## PROBLEM DETAILS
For the material that follows, list every line containing the word "Phạm".

## EXCERPTED RECORDS

____________________

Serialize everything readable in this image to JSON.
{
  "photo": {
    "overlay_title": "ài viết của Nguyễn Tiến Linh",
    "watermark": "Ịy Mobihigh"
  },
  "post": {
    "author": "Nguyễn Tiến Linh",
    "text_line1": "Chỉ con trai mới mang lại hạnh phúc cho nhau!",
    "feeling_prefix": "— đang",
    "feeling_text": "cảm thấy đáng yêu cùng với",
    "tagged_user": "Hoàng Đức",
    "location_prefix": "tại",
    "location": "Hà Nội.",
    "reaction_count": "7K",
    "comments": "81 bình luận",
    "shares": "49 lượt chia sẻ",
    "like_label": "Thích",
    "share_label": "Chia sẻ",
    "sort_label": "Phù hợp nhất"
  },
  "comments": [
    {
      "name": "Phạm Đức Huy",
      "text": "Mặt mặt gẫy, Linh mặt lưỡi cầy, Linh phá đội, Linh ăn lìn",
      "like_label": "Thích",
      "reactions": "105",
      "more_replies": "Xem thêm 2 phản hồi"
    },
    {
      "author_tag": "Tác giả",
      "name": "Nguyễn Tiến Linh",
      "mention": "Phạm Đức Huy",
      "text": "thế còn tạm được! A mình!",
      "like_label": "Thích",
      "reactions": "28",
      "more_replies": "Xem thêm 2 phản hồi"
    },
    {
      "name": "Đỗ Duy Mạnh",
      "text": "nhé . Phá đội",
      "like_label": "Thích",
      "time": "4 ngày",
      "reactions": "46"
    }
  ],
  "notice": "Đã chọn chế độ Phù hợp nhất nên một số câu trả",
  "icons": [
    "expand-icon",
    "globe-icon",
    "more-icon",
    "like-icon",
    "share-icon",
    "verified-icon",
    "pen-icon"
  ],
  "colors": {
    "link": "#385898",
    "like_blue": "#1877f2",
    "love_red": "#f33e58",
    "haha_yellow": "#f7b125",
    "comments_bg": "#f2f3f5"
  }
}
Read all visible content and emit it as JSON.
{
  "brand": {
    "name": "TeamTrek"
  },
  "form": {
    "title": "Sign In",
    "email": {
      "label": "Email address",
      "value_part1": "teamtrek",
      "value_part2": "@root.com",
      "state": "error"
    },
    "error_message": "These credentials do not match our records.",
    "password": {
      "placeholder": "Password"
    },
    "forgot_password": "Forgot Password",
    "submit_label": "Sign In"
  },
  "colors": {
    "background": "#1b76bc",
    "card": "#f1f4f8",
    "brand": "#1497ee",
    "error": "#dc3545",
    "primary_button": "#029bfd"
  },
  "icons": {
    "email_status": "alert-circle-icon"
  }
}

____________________

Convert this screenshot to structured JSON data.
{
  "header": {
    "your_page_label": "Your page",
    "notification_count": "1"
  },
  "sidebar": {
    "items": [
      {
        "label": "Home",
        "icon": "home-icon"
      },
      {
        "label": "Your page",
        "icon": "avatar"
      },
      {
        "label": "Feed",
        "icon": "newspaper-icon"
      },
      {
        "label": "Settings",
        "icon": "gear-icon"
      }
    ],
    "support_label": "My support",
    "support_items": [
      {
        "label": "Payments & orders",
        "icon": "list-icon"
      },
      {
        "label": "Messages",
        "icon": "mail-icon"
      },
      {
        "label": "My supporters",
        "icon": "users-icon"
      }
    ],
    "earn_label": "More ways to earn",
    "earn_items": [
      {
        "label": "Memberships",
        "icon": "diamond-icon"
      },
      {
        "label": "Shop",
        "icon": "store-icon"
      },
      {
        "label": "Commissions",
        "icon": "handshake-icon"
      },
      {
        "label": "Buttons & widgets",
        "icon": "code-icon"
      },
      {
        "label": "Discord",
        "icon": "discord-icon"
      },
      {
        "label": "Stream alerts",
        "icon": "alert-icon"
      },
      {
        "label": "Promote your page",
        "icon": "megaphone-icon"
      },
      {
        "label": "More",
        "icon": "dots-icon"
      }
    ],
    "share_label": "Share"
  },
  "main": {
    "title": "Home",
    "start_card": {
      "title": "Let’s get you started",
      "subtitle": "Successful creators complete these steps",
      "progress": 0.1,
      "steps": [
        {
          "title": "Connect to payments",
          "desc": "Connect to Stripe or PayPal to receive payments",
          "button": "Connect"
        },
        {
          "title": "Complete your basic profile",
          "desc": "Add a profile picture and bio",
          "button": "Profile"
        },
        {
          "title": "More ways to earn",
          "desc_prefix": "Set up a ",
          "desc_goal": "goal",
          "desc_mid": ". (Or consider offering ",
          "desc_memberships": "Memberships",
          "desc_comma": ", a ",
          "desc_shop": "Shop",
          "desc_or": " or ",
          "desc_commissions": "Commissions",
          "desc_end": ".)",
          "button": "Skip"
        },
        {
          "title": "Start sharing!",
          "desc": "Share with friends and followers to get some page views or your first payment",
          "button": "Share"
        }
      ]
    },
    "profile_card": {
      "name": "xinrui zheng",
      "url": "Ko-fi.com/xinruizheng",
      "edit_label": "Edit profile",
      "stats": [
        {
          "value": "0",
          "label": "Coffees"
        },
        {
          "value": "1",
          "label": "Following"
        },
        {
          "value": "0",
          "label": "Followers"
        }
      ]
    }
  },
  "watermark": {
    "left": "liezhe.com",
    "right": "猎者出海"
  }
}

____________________

## RESPONSE AREA
      "name": "Phạm Đức Huy",
      "mention": "Phạm Đức Huy",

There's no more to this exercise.